BEGIN

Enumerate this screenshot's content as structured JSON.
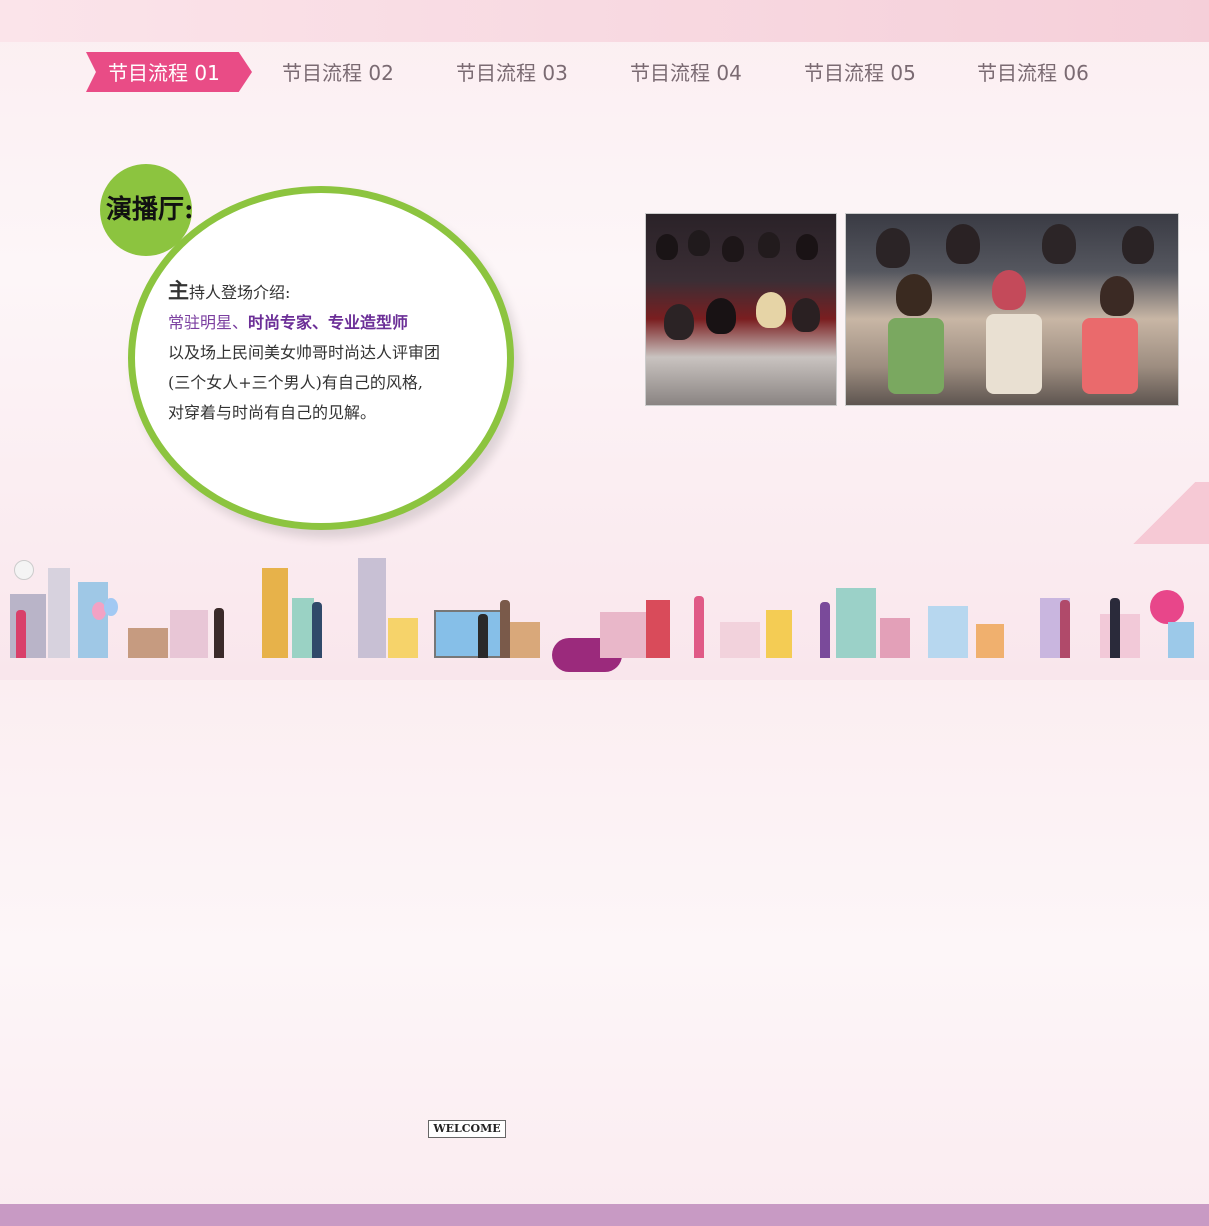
{
  "nav": {
    "tabs": [
      {
        "label": "节目流程  01",
        "active": true
      },
      {
        "label": "节目流程  02",
        "active": false
      },
      {
        "label": "节目流程  03",
        "active": false
      },
      {
        "label": "节目流程  04",
        "active": false
      },
      {
        "label": "节目流程  05",
        "active": false
      },
      {
        "label": "节目流程  06",
        "active": false
      }
    ]
  },
  "section": {
    "title": "演播厅:",
    "lead_char": "主",
    "line1_rest": "持人登场介绍:",
    "line2": {
      "a": "常驻明星、",
      "b": "时尚专家、",
      "c": "专业造型师"
    },
    "line3": "以及场上民间美女帅哥时尚达人评审团",
    "line4": "(三个女人+三个男人)有自己的风格,",
    "line5": "对穿着与时尚有自己的见解。"
  },
  "decor": {
    "welcome_sign": "WELCOME"
  },
  "colors": {
    "accent_pink": "#e94c86",
    "accent_green": "#8cc43f",
    "purple": "#6b2e97"
  }
}
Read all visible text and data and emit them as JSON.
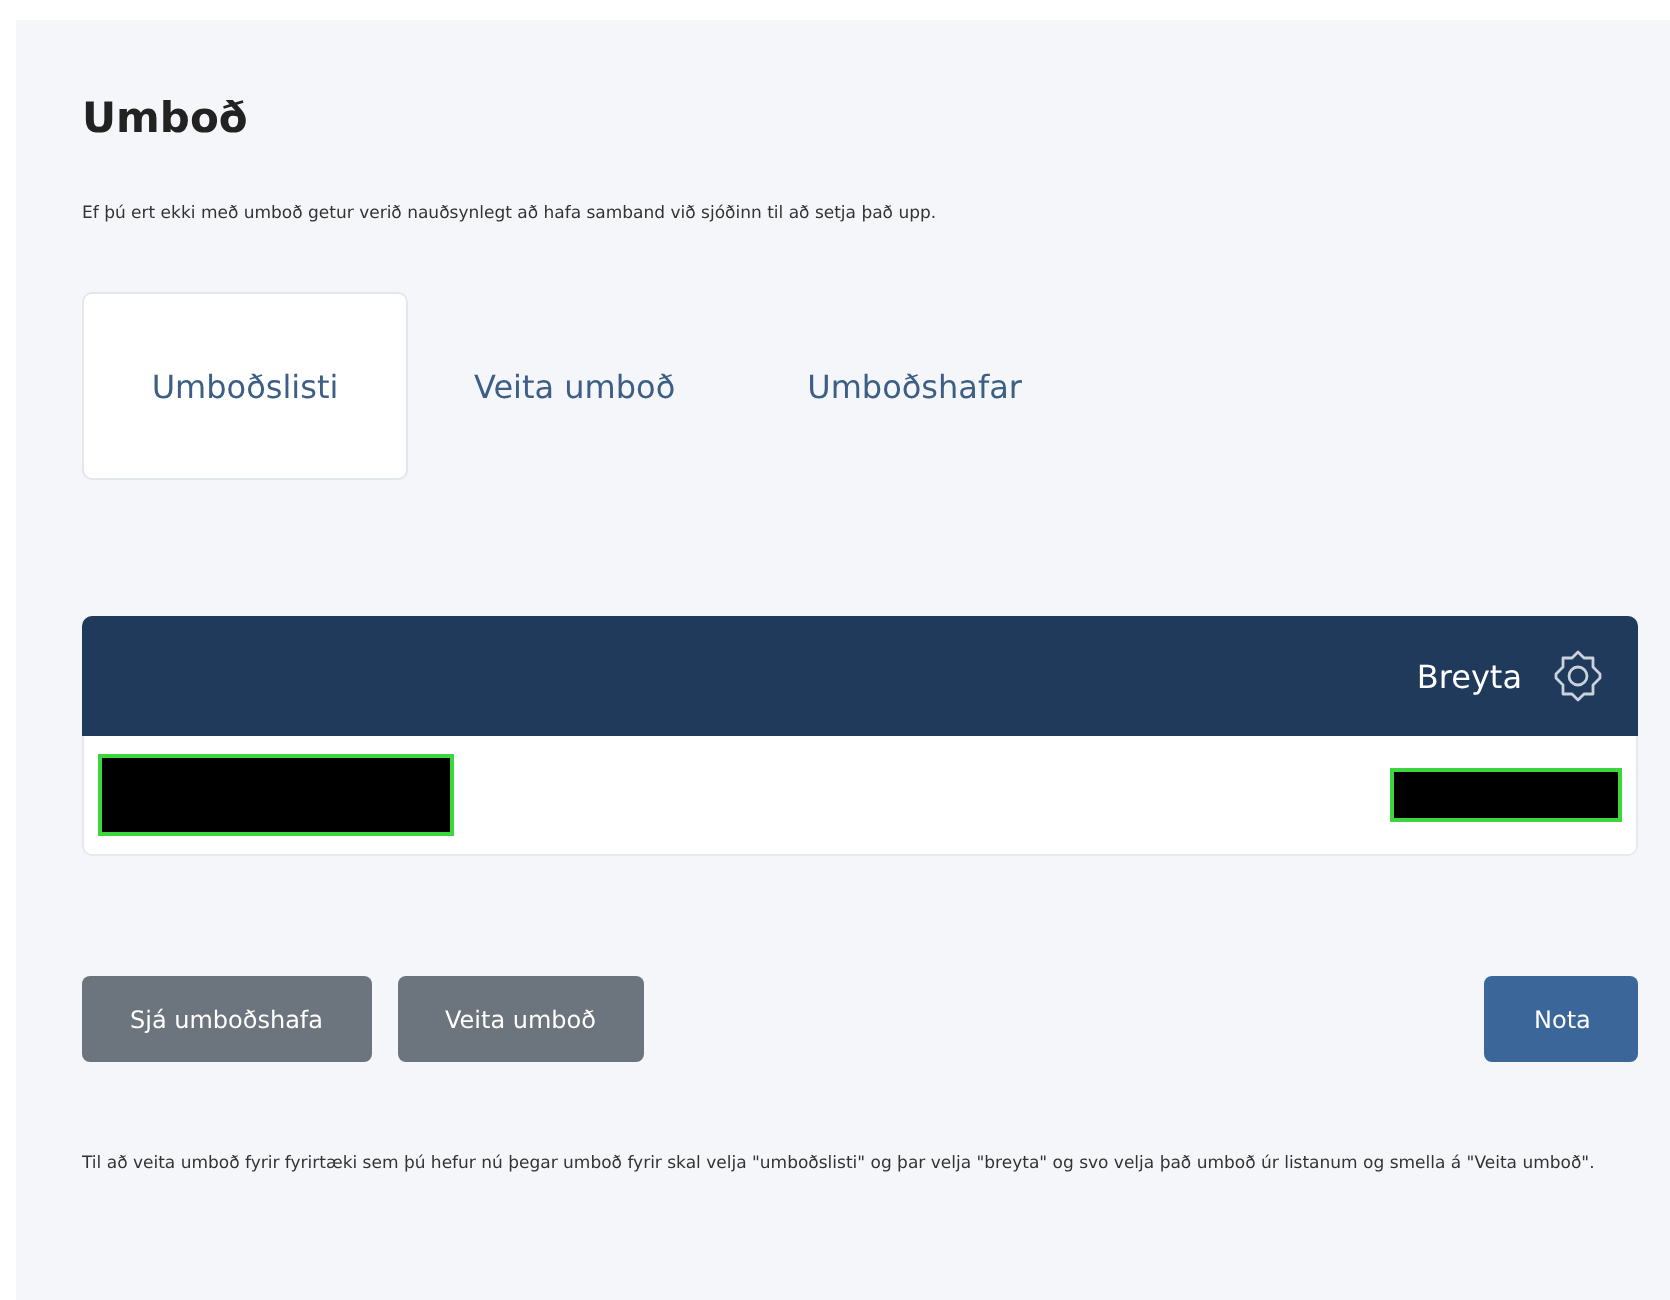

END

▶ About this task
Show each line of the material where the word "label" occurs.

▶ Answer to the exercise
        "label": "节目流程  01",
        "label": "节目流程  02",
        "label": "节目流程  03",
        "label": "节目流程  04",
        "label": "节目流程  05",
        "label": "节目流程  06",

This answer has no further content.